_WHAT THE TASK REQUIRES_. Could the listing below be reproduced exactly, minus its pictures?

_RECORDS SUPPLIED_.
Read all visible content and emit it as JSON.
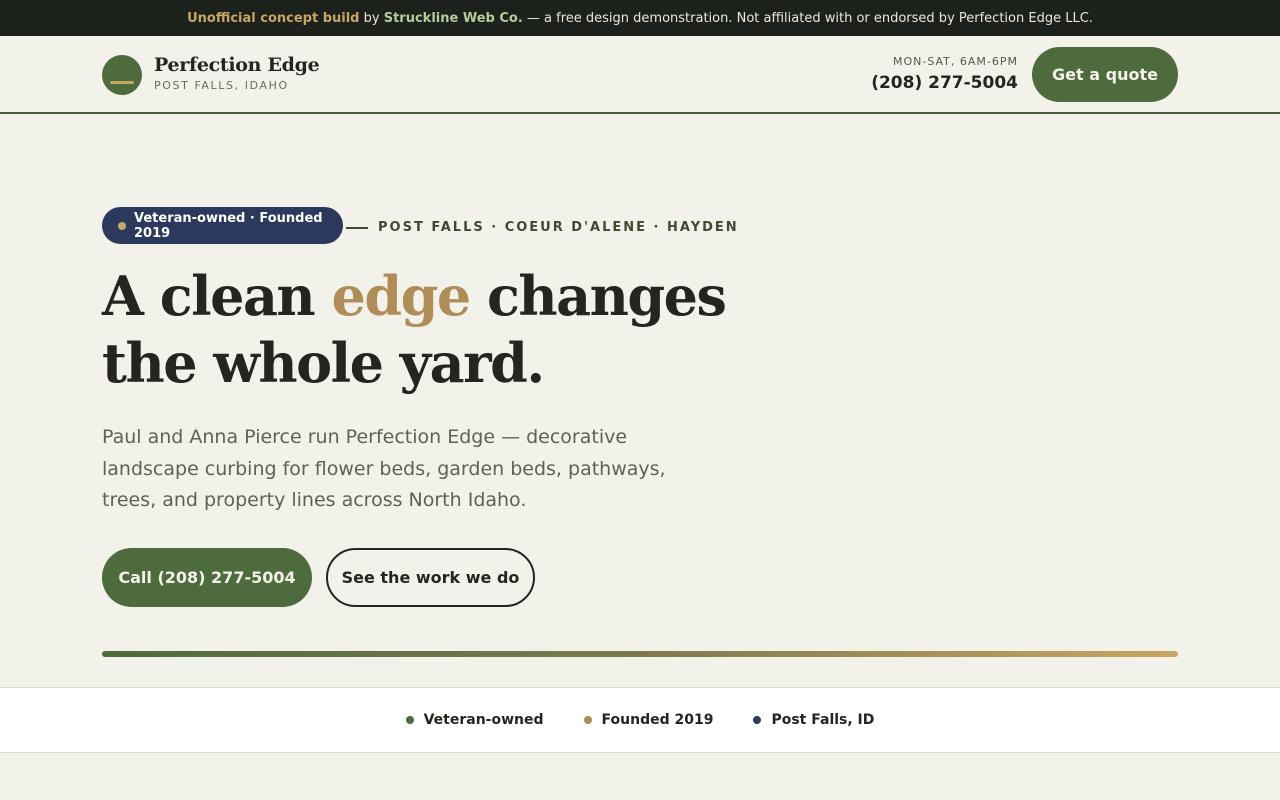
{
  "topbar": {
    "concept": "Unofficial concept build",
    "by": "by",
    "studio": "Struckline Web Co.",
    "disclaimer": "— a free design demonstration. Not affiliated with or endorsed by Perfection Edge LLC."
  },
  "header": {
    "brand_name": "Perfection Edge",
    "brand_location": "POST FALLS, IDAHO",
    "hours": "MON-SAT, 6AM-6PM",
    "phone": "(208) 277-5004",
    "quote_button": "Get a quote"
  },
  "hero": {
    "badge": "Veteran-owned · Founded 2019",
    "areas": "POST FALLS · COEUR D'ALENE · HAYDEN",
    "headline_part1": "A clean ",
    "headline_accent": "edge",
    "headline_part2": " changes the whole yard.",
    "lead": "Paul and Anna Pierce run Perfection Edge — decorative landscape curbing for flower beds, garden beds, pathways, trees, and property lines across North Idaho.",
    "call_button": "Call (208) 277-5004",
    "work_button": "See the work we do"
  },
  "trust": [
    {
      "label": "Veteran-owned",
      "color": "#4e6b3d"
    },
    {
      "label": "Founded 2019",
      "color": "#b08d57"
    },
    {
      "label": "Post Falls, ID",
      "color": "#2b3a5c"
    }
  ],
  "colors": {
    "brand_green": "#4e6b3d",
    "accent_gold": "#b08d57",
    "navy": "#2b3a5c",
    "background": "#f3f2ea"
  }
}
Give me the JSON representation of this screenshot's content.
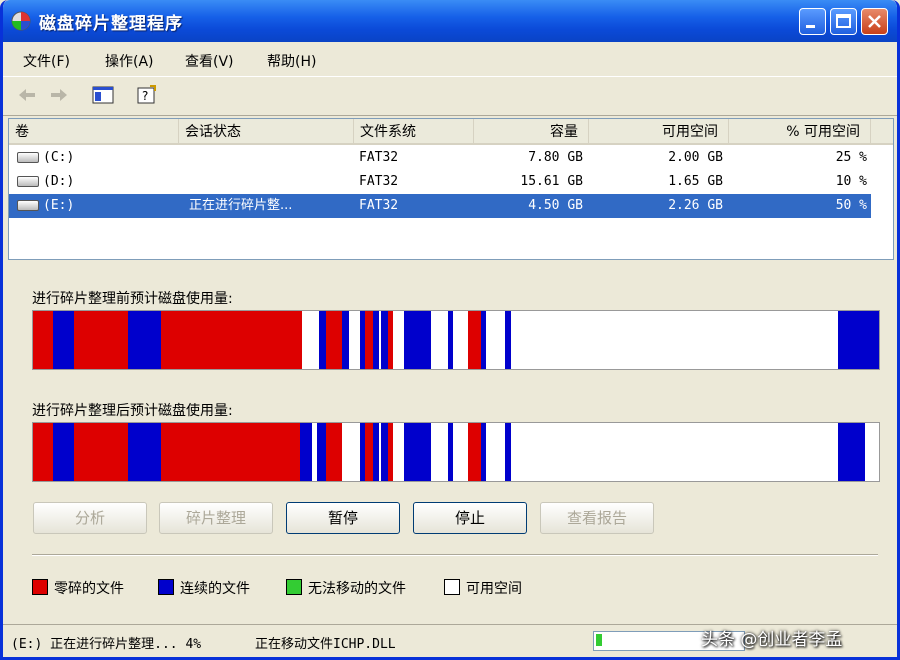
{
  "window": {
    "title": "磁盘碎片整理程序"
  },
  "menu": [
    {
      "label": "文件(F)"
    },
    {
      "label": "操作(A)"
    },
    {
      "label": "查看(V)"
    },
    {
      "label": "帮助(H)"
    }
  ],
  "toolbar": {
    "back_icon": "back-arrow-icon",
    "forward_icon": "forward-arrow-icon",
    "console_icon": "show-hide-console-tree-icon",
    "help_icon": "help-icon"
  },
  "volume_list": {
    "headers": [
      "卷",
      "会话状态",
      "文件系统",
      "容量",
      "可用空间",
      "% 可用空间"
    ],
    "rows": [
      {
        "volume": "(C:)",
        "status": "",
        "fs": "FAT32",
        "capacity": "7.80 GB",
        "free": "2.00 GB",
        "pct": "25 %",
        "selected": false
      },
      {
        "volume": "(D:)",
        "status": "",
        "fs": "FAT32",
        "capacity": "15.61 GB",
        "free": "1.65 GB",
        "pct": "10 %",
        "selected": false
      },
      {
        "volume": "(E:)",
        "status": "正在进行碎片整...",
        "fs": "FAT32",
        "capacity": "4.50 GB",
        "free": "2.26 GB",
        "pct": "50 %",
        "selected": true
      }
    ]
  },
  "analysis": {
    "before_label": "进行碎片整理前预计磁盘使用量:",
    "after_label": "进行碎片整理后预计磁盘使用量:"
  },
  "buttons": {
    "analyze": "分析",
    "defragment": "碎片整理",
    "pause": "暂停",
    "stop": "停止",
    "view_report": "查看报告"
  },
  "legend": {
    "fragmented": "零碎的文件",
    "contiguous": "连续的文件",
    "unmovable": "无法移动的文件",
    "free": "可用空间"
  },
  "colors": {
    "fragmented": "#dd0000",
    "contiguous": "#0000cc",
    "unmovable": "#33cc33",
    "free": "#ffffff"
  },
  "status": {
    "volume_progress": "(E:) 正在进行碎片整理... 4%",
    "moving_file": "正在移动文件ICHP.DLL",
    "progress_fraction": 0.04
  },
  "watermark": "头条 @创业者李孟"
}
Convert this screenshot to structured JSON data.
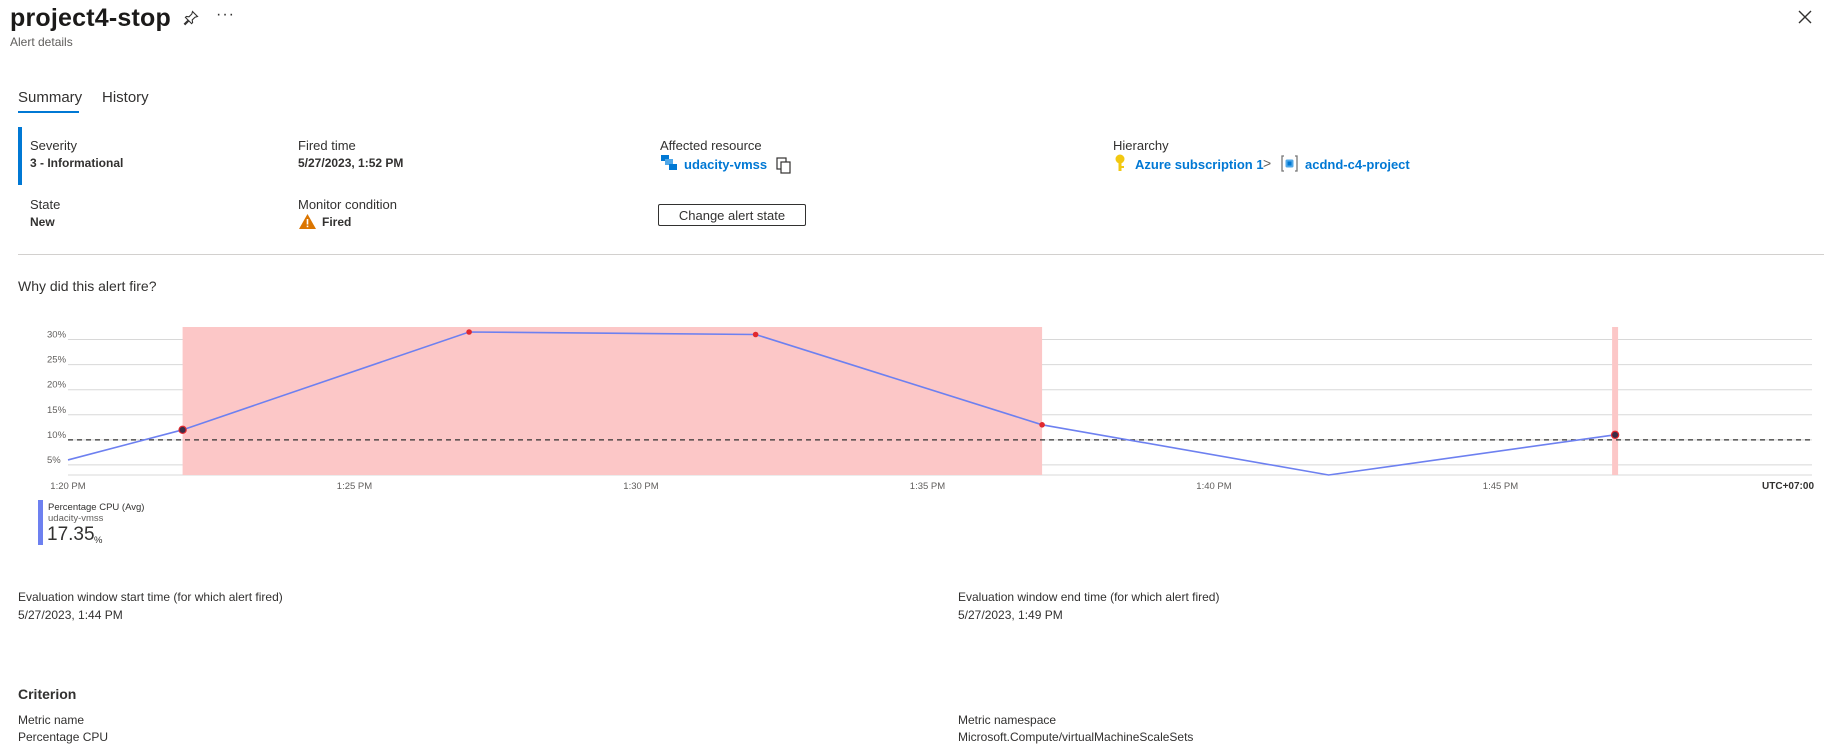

_EXERCISE RESPONSE_.
Read all visible content and emit it as JSON.
{
  "topbar": {
    "concept": "Unofficial concept build",
    "by": "by",
    "studio": "Struckline Web Co.",
    "disclaimer": "— a free design demonstration. Not affiliated with or endorsed by Perfection Edge LLC."
  },
  "header": {
    "brand_name": "Perfection Edge",
    "brand_location": "POST FALLS, IDAHO",
    "hours": "MON-SAT, 6AM-6PM",
    "phone": "(208) 277-5004",
    "quote_button": "Get a quote"
  },
  "hero": {
    "badge": "Veteran-owned · Founded 2019",
    "areas": "POST FALLS · COEUR D'ALENE · HAYDEN",
    "headline_part1": "A clean ",
    "headline_accent": "edge",
    "headline_part2": " changes the whole yard.",
    "lead": "Paul and Anna Pierce run Perfection Edge — decorative landscape curbing for flower beds, garden beds, pathways, trees, and property lines across North Idaho.",
    "call_button": "Call (208) 277-5004",
    "work_button": "See the work we do"
  },
  "trust": [
    {
      "label": "Veteran-owned",
      "color": "#4e6b3d"
    },
    {
      "label": "Founded 2019",
      "color": "#b08d57"
    },
    {
      "label": "Post Falls, ID",
      "color": "#2b3a5c"
    }
  ],
  "colors": {
    "brand_green": "#4e6b3d",
    "accent_gold": "#b08d57",
    "navy": "#2b3a5c",
    "background": "#f3f2ea"
  }
}
Give me the JSON representation of this screenshot's content.
{
  "window": {
    "title": "磁盘碎片整理程序"
  },
  "menu": [
    {
      "label": "文件(F)"
    },
    {
      "label": "操作(A)"
    },
    {
      "label": "查看(V)"
    },
    {
      "label": "帮助(H)"
    }
  ],
  "toolbar": {
    "back_icon": "back-arrow-icon",
    "forward_icon": "forward-arrow-icon",
    "console_icon": "show-hide-console-tree-icon",
    "help_icon": "help-icon"
  },
  "volume_list": {
    "headers": [
      "卷",
      "会话状态",
      "文件系统",
      "容量",
      "可用空间",
      "% 可用空间"
    ],
    "rows": [
      {
        "volume": "(C:)",
        "status": "",
        "fs": "FAT32",
        "capacity": "7.80 GB",
        "free": "2.00 GB",
        "pct": "25 %",
        "selected": false
      },
      {
        "volume": "(D:)",
        "status": "",
        "fs": "FAT32",
        "capacity": "15.61 GB",
        "free": "1.65 GB",
        "pct": "10 %",
        "selected": false
      },
      {
        "volume": "(E:)",
        "status": "正在进行碎片整...",
        "fs": "FAT32",
        "capacity": "4.50 GB",
        "free": "2.26 GB",
        "pct": "50 %",
        "selected": true
      }
    ]
  },
  "analysis": {
    "before_label": "进行碎片整理前预计磁盘使用量:",
    "after_label": "进行碎片整理后预计磁盘使用量:"
  },
  "buttons": {
    "analyze": "分析",
    "defragment": "碎片整理",
    "pause": "暂停",
    "stop": "停止",
    "view_report": "查看报告"
  },
  "legend": {
    "fragmented": "零碎的文件",
    "contiguous": "连续的文件",
    "unmovable": "无法移动的文件",
    "free": "可用空间"
  },
  "colors": {
    "fragmented": "#dd0000",
    "contiguous": "#0000cc",
    "unmovable": "#33cc33",
    "free": "#ffffff"
  },
  "status": {
    "volume_progress": "(E:) 正在进行碎片整理... 4%",
    "moving_file": "正在移动文件ICHP.DLL",
    "progress_fraction": 0.04
  },
  "watermark": "头条 @创业者李孟"
}
Convert this screenshot to structured JSON data.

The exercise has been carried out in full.